I was extremely intimidated, but they hired me anyway.

The Watch

An interesting aspect to this team was that it was in the Watch group, working alongside the WatchKit team. Even though the destiny was a cross-platform framework, I believe the plan was to use the Watch as a test cast since it’s relatively simple.

It’s also possible that it was a more favorable group to this project and so it ended up there. Josh may have known Kevin Lynch, the leader of the Watch organization.

The job

I kid you not, Josh (my new boss), when I asked what he wanted me to do basically said “I trust you to figure that out”—this was pretty much what I always wanted. I felt like I worked for the engineering team not the boss and I would do whatever they needed to maximize the productivity of the team.

It was right in my strike zone, to use a metaphor from a sport I hated.

Continuous integration

With the help of two of the core engineers, Jacob Xiao and Kyle Macomber, we developed a continuous integration system that was unlike anything I’d seen before.

A continuous integration system runs every time someone checks in some code, makes sure it builds, looks for errors and warnings, runs unit tests and performance tests. We even had it install the build on a device and more tests.

With typical systems at Apple, you get responses back in 10-30 minutes, depending on the size of the project. Remember, a big company has millions of lines of code. With this system, we had it down to the minute. An engineer could check-in code and before switching contexts, get an email pointing out an error. They could fix code they had just written.

It was brilliant and everyone on the team bought into it. You could check out our project at any time and it always worked. What a productivity win that was. Otherwise, someone could update to the latest code and it wouldn’t even build or it would have an egregious performance problem.

Demanding

I won’t lie and say that the engineers were very, very demanding and also micromanaged a lot of things that I didn’t always agree with. But I loved that they cared so much about the work I was doing. In other jobs, I often felt like I was doing all this work and no one was taking advantage of it.

I was also responsible for writing tools and everyone was expected to write SwiftUI projects. This was very difficult for me, having no experience with anything but very, very simple graphics. I was so excited to even draw a box on the screen with a line or two of code.

Disintegration

Unfortunately, this project had an unhappy ending, and only for me. Craig Federighi, the head of the iOS group, wanted Amber in his organization, so they got slurped up. They offered me a job in a different group, NOT on the Amber team.

The reason they did that is because I was a tools person and their tools team was an organization-wide team, rather than team specific.
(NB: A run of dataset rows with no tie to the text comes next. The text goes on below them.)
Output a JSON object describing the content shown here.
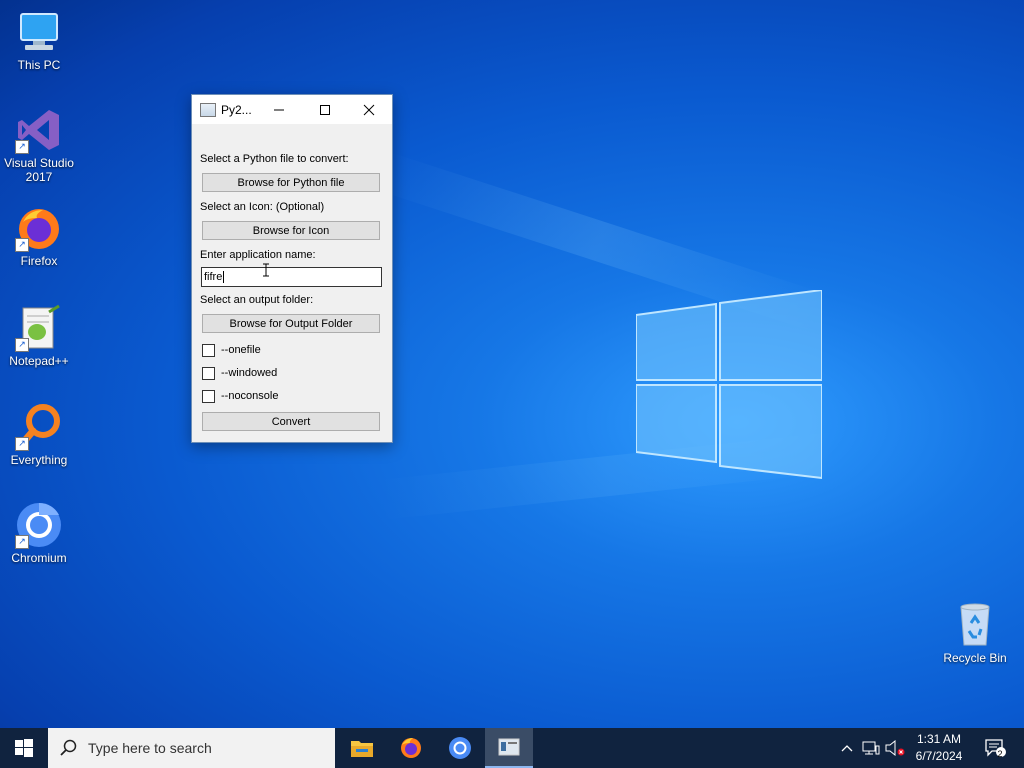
{
  "desktop": {
    "icons": [
      {
        "label": "This PC"
      },
      {
        "label": "Visual Studio 2017"
      },
      {
        "label": "Firefox"
      },
      {
        "label": "Notepad++"
      },
      {
        "label": "Everything"
      },
      {
        "label": "Chromium"
      },
      {
        "label": "Recycle Bin"
      }
    ]
  },
  "window": {
    "title": "Py2...",
    "labels": {
      "select_file": "Select a Python file to convert:",
      "select_icon": "Select an Icon: (Optional)",
      "app_name": "Enter application name:",
      "output_folder": "Select an output folder:"
    },
    "buttons": {
      "browse_python": "Browse for Python file",
      "browse_icon": "Browse for Icon",
      "browse_output": "Browse for Output Folder",
      "convert": "Convert"
    },
    "app_name_value": "fifre",
    "checkboxes": [
      {
        "label": "--onefile",
        "checked": false
      },
      {
        "label": "--windowed",
        "checked": false
      },
      {
        "label": "--noconsole",
        "checked": false
      }
    ]
  },
  "taskbar": {
    "search_placeholder": "Type here to search",
    "time": "1:31 AM",
    "date": "6/7/2024",
    "notification_count": "2"
  }
}
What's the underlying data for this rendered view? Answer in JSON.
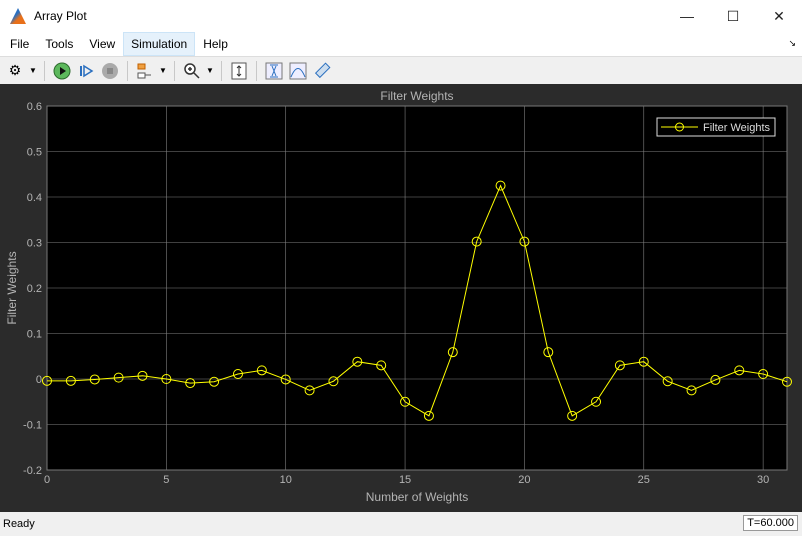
{
  "window": {
    "title": "Array Plot",
    "minimize": "—",
    "maximize": "☐",
    "close": "✕"
  },
  "menu": {
    "items": [
      "File",
      "Tools",
      "View",
      "Simulation",
      "Help"
    ],
    "corner": "↘"
  },
  "toolbar": {
    "icons": [
      "gear-icon",
      "run-icon",
      "step-forward-icon",
      "stop-icon",
      "signal-hierarchy-icon",
      "zoom-in-icon",
      "scale-axes-icon",
      "cursor-measurements-icon",
      "peak-finder-icon",
      "measurements-icon"
    ]
  },
  "status": {
    "text": "Ready",
    "time": "T=60.000"
  },
  "colors": {
    "trace": "#ffff00",
    "axes_bg": "#000000",
    "figure_bg": "#2b2b2b",
    "grid": "#808080",
    "text": "#b4b4b4"
  },
  "chart_data": {
    "type": "line",
    "title": "Filter Weights",
    "xlabel": "Number of Weights",
    "ylabel": "Filter Weights",
    "xlim": [
      0,
      31
    ],
    "ylim": [
      -0.2,
      0.6
    ],
    "xticks": [
      0,
      5,
      10,
      15,
      20,
      25,
      30
    ],
    "yticks": [
      -0.2,
      -0.1,
      0,
      0.1,
      0.2,
      0.3,
      0.4,
      0.5,
      0.6
    ],
    "grid": true,
    "legend": {
      "entries": [
        "Filter Weights"
      ],
      "placement": "top-right"
    },
    "marker": "circle",
    "x": [
      0,
      1,
      2,
      3,
      4,
      5,
      6,
      7,
      8,
      9,
      10,
      11,
      12,
      13,
      14,
      15,
      16,
      17,
      18,
      19,
      20,
      21,
      22,
      23,
      24,
      25,
      26,
      27,
      28,
      29,
      30,
      31
    ],
    "series": [
      {
        "name": "Filter Weights",
        "values": [
          -0.004,
          -0.004,
          -0.001,
          0.003,
          0.007,
          0.0,
          -0.009,
          -0.006,
          0.011,
          0.019,
          -0.001,
          -0.025,
          -0.005,
          0.038,
          0.03,
          -0.05,
          -0.081,
          0.059,
          0.302,
          0.425,
          0.302,
          0.059,
          -0.081,
          -0.05,
          0.03,
          0.038,
          -0.005,
          -0.025,
          -0.002,
          0.019,
          0.011,
          -0.006
        ]
      }
    ]
  }
}
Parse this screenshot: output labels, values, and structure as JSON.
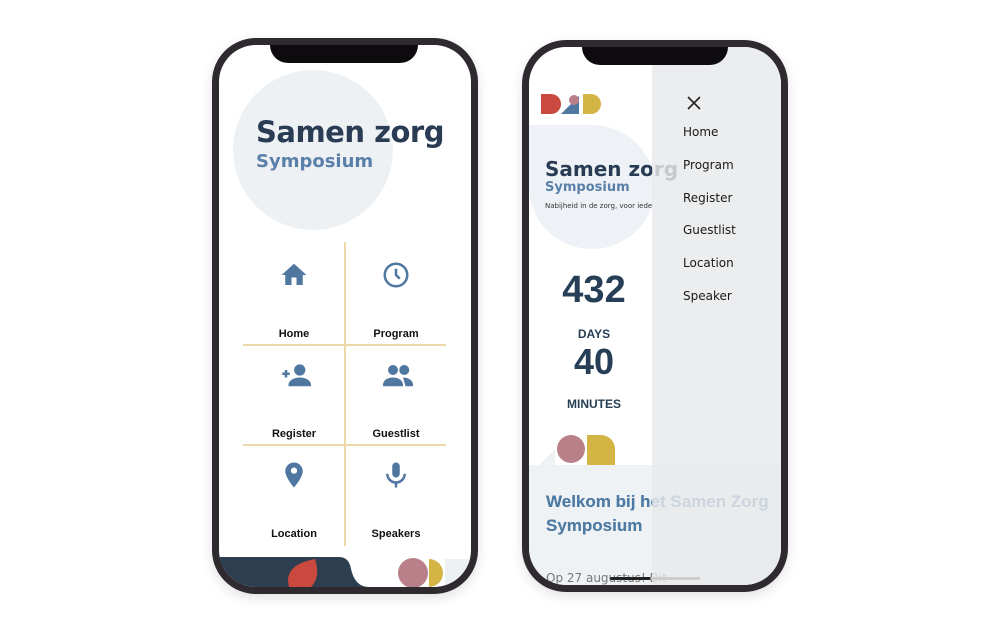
{
  "left_phone": {
    "title": "Samen zorg",
    "subtitle": "Symposium",
    "tiles": [
      {
        "label": "Home",
        "icon": "home-icon"
      },
      {
        "label": "Program",
        "icon": "clock-icon"
      },
      {
        "label": "Register",
        "icon": "add-person-icon"
      },
      {
        "label": "Guestlist",
        "icon": "people-icon"
      },
      {
        "label": "Location",
        "icon": "map-pin-icon"
      },
      {
        "label": "Speakers",
        "icon": "microphone-icon"
      }
    ]
  },
  "right_phone": {
    "title": "Samen zorg",
    "subtitle": "Symposium",
    "tagline": "Nabijheid in de zorg, voor iede",
    "countdown": {
      "days_value": "432",
      "days_label": "DAYS",
      "minutes_value": "40",
      "minutes_label": "MINUTES"
    },
    "welcome": "Welkom bij het Samen Zorg Symposium",
    "welcome_line1": "Welkom bij het",
    "welcome_line2": "Symposium",
    "intro": "Op 27 augustus! Dit",
    "menu": {
      "close_icon": "close-icon",
      "items": [
        "Home",
        "Program",
        "Register",
        "Guestlist",
        "Location",
        "Speaker"
      ]
    }
  },
  "colors": {
    "navy": "#293c54",
    "blue": "#5a80a9",
    "red": "#c9493f",
    "pink": "#b98089",
    "yellow": "#d4b445",
    "gold_line": "#ecd9a8"
  }
}
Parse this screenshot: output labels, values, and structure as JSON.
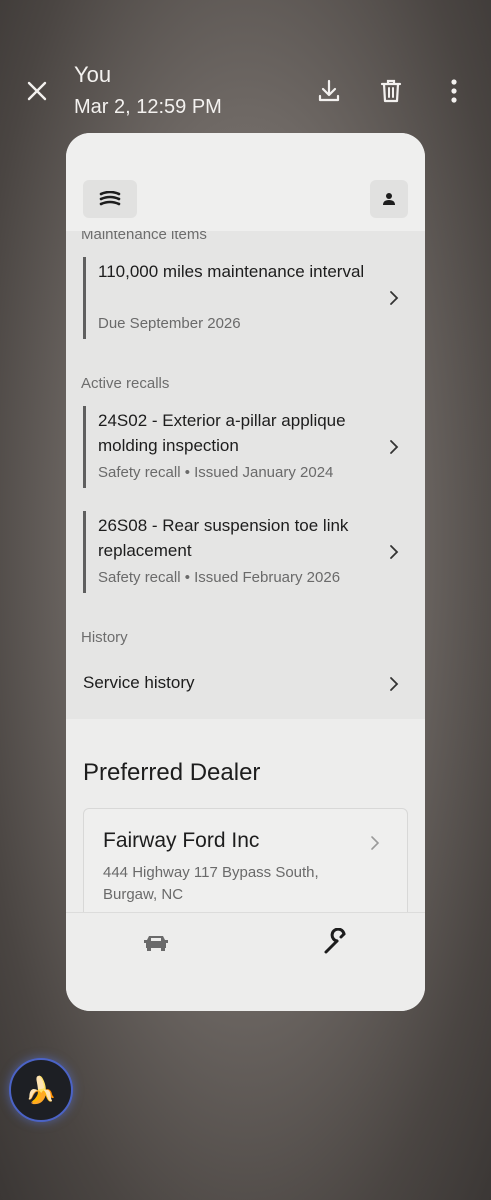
{
  "viewer": {
    "sender": "You",
    "timestamp": "Mar 2, 12:59 PM",
    "icons": [
      "close-icon",
      "download-icon",
      "trash-icon",
      "more-vertical-icon"
    ]
  },
  "app": {
    "header_icons": [
      "hamburger-menu-icon",
      "person-icon"
    ],
    "maintenance": {
      "label": "Maintenance items",
      "items": [
        {
          "title": "110,000 miles maintenance interval",
          "subtitle": "Due September 2026"
        }
      ]
    },
    "recalls": {
      "label": "Active recalls",
      "items": [
        {
          "title": "24S02 - Exterior a-pillar applique molding inspection",
          "subtitle": "Safety recall • Issued January 2024"
        },
        {
          "title": "26S08 - Rear suspension toe link replacement",
          "subtitle": "Safety recall • Issued February 2026"
        }
      ]
    },
    "history": {
      "label": "History",
      "service_history": "Service history"
    },
    "dealer": {
      "heading": "Preferred Dealer",
      "name": "Fairway Ford Inc",
      "address": "444 Highway 117 Bypass South, Burgaw, NC"
    },
    "bottom_nav": [
      "car-icon",
      "wrench-icon"
    ]
  },
  "fab_emoji": "🍌",
  "colors": {
    "card_bg": "#ededec",
    "section_bg": "#e5e5e4",
    "item_bar": "#5f5f5f",
    "fab_ring": "#4b63c6"
  }
}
Plus, it was back in the same organization I had left from the Calendar team.

I pondered long and hard and I actually changed my mind several times. Ultimately, I declined. I don’t regret it. I wanted to work on Amber, not UIKit and Springboard. Nothing against them, it just didn’t interest me.

Conclusion

So, in less than 2 years, I went from being elated to deflated. When they eventually shipped Amber as SwiftUI, I was thrilled. It’s a great technology and I like to think I had a small part in it. I heard that some of my systems continued to be used even after I was taken from the team.

Thanks to everyone I worked with, including some that I didn’t mention such as Tom Witkin, who was so patient with me in learning SwiftUI.